BRIEF:
Could every line below be written out exactly as it appears?

RECORDS FOR THE TASK:
• • • •

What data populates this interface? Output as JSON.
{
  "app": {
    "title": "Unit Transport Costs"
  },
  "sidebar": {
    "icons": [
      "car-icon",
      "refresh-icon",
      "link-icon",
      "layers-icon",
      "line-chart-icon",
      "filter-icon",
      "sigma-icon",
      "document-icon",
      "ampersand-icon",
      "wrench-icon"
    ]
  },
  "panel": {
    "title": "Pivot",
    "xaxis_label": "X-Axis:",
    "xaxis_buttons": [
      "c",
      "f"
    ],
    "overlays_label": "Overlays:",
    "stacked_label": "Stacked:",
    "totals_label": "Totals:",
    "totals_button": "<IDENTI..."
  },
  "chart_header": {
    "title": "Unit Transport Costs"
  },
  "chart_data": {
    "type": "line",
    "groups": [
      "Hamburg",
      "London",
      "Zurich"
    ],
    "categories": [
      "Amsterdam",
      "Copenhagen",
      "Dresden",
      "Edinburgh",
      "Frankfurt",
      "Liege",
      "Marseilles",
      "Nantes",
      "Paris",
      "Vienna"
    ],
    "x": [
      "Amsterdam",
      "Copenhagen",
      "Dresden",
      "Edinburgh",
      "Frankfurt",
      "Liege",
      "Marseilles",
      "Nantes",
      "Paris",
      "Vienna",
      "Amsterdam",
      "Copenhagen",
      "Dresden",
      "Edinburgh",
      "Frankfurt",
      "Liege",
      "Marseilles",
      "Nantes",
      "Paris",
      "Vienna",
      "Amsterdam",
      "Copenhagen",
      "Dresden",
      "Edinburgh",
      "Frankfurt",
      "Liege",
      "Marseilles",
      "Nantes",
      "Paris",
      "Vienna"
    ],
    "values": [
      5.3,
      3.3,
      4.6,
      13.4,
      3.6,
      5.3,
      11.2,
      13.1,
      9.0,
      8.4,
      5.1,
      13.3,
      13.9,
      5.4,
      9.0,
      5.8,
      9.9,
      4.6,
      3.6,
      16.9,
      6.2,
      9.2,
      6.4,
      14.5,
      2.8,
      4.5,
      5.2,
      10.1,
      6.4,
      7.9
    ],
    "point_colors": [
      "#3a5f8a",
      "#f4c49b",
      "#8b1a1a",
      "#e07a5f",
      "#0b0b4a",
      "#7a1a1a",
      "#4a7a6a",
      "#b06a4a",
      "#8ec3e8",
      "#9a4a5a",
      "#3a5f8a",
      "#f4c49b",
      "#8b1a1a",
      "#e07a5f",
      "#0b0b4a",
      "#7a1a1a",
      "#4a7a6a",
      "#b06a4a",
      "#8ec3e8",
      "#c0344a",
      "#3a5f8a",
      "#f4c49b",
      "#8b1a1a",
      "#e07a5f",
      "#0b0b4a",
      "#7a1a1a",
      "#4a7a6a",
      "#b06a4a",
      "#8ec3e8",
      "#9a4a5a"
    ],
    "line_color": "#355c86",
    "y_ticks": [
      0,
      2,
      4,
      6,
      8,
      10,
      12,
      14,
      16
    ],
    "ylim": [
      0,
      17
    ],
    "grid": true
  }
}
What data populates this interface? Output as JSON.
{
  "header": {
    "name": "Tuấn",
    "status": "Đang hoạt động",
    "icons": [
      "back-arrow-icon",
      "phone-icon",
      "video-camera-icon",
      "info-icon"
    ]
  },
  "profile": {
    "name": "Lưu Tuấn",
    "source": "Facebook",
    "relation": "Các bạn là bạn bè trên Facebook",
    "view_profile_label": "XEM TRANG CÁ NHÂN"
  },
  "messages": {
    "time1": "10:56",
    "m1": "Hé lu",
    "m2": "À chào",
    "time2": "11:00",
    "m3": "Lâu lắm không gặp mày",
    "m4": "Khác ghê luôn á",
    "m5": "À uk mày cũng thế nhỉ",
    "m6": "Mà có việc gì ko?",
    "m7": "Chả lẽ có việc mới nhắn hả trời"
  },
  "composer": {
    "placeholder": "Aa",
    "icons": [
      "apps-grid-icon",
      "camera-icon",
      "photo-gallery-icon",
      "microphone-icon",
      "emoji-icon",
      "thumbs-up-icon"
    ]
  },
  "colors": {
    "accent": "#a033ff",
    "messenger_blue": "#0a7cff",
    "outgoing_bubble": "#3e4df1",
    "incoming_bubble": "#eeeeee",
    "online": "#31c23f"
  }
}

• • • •

EXERCISE OUTPUT:
What data populates this interface? Output as JSON.
{
  "app": {
    "title": "Unit Transport Costs"
  },
  "sidebar": {
    "icons": [
      "car-icon",
      "refresh-icon",
      "link-icon",
      "layers-icon",
      "line-chart-icon",
      "filter-icon",
      "sigma-icon",
      "document-icon",
      "ampersand-icon",
      "wrench-icon"
    ]
  },
  "panel": {
    "title": "Pivot",
    "xaxis_label": "X-Axis:",
    "xaxis_buttons": [
      "c",
      "f"
    ],
    "overlays_label": "Overlays:",
    "stacked_label": "Stacked:",
    "totals_label": "Totals:",
    "totals_button": "<IDENTI..."
  },
  "chart_header": {
    "title": "Unit Transport Costs"
  },
  "chart_data": {
    "type": "line",
    "groups": [
      "Hamburg",
      "London",
      "Zurich"
    ],
    "categories": [
      "Amsterdam",
      "Copenhagen",
      "Dresden",
      "Edinburgh",
      "Frankfurt",
      "Liege",
      "Marseilles",
      "Nantes",
      "Paris",
      "Vienna"
    ],
    "x": [
      "Amsterdam",
      "Copenhagen",
      "Dresden",
      "Edinburgh",
      "Frankfurt",
      "Liege",
      "Marseilles",
      "Nantes",
      "Paris",
      "Vienna",
      "Amsterdam",
      "Copenhagen",
      "Dresden",
      "Edinburgh",
      "Frankfurt",
      "Liege",
      "Marseilles",
      "Nantes",
      "Paris",
      "Vienna",
      "Amsterdam",
      "Copenhagen",
      "Dresden",
      "Edinburgh",
      "Frankfurt",
      "Liege",
      "Marseilles",
      "Nantes",
      "Paris",
      "Vienna"
    ],
    "values": [
      5.3,
      3.3,
      4.6,
      13.4,
      3.6,
      5.3,
      11.2,
      13.1,
      9.0,
      8.4,
      5.1,
      13.3,
      13.9,
      5.4,
      9.0,
      5.8,
      9.9,
      4.6,
      3.6,
      16.9,
      6.2,
      9.2,
      6.4,
      14.5,
      2.8,
      4.5,
      5.2,
      10.1,
      6.4,
      7.9
    ],
    "point_colors": [
      "#3a5f8a",
      "#f4c49b",
      "#8b1a1a",
      "#e07a5f",
      "#0b0b4a",
      "#7a1a1a",
      "#4a7a6a",
      "#b06a4a",
      "#8ec3e8",
      "#9a4a5a",
      "#3a5f8a",
      "#f4c49b",
      "#8b1a1a",
      "#e07a5f",
      "#0b0b4a",
      "#7a1a1a",
      "#4a7a6a",
      "#b06a4a",
      "#8ec3e8",
      "#c0344a",
      "#3a5f8a",
      "#f4c49b",
      "#8b1a1a",
      "#e07a5f",
      "#0b0b4a",
      "#7a1a1a",
      "#4a7a6a",
      "#b06a4a",
      "#8ec3e8",
      "#9a4a5a"
    ],
    "line_color": "#355c86",
    "y_ticks": [
      0,
      2,
      4,
      6,
      8,
      10,
      12,
      14,
      16
    ],
    "ylim": [
      0,
      17
    ],
    "grid": true
  }
}
What data populates this interface? Output as JSON.
{
  "header": {
    "name": "Tuấn",
    "status": "Đang hoạt động",
    "icons": [
      "back-arrow-icon",
      "phone-icon",
      "video-camera-icon",
      "info-icon"
    ]
  },
  "profile": {
    "name": "Lưu Tuấn",
    "source": "Facebook",
    "relation": "Các bạn là bạn bè trên Facebook",
    "view_profile_label": "XEM TRANG CÁ NHÂN"
  },
  "messages": {
    "time1": "10:56",
    "m1": "Hé lu",
    "m2": "À chào",
    "time2": "11:00",
    "m3": "Lâu lắm không gặp mày",
    "m4": "Khác ghê luôn á",
    "m5": "À uk mày cũng thế nhỉ",
    "m6": "Mà có việc gì ko?",
    "m7": "Chả lẽ có việc mới nhắn hả trời"
  },
  "composer": {
    "placeholder": "Aa",
    "icons": [
      "apps-grid-icon",
      "camera-icon",
      "photo-gallery-icon",
      "microphone-icon",
      "emoji-icon",
      "thumbs-up-icon"
    ]
  },
  "colors": {
    "accent": "#a033ff",
    "messenger_blue": "#0a7cff",
    "outgoing_bubble": "#3e4df1",
    "incoming_bubble": "#eeeeee",
    "online": "#31c23f"
  }
}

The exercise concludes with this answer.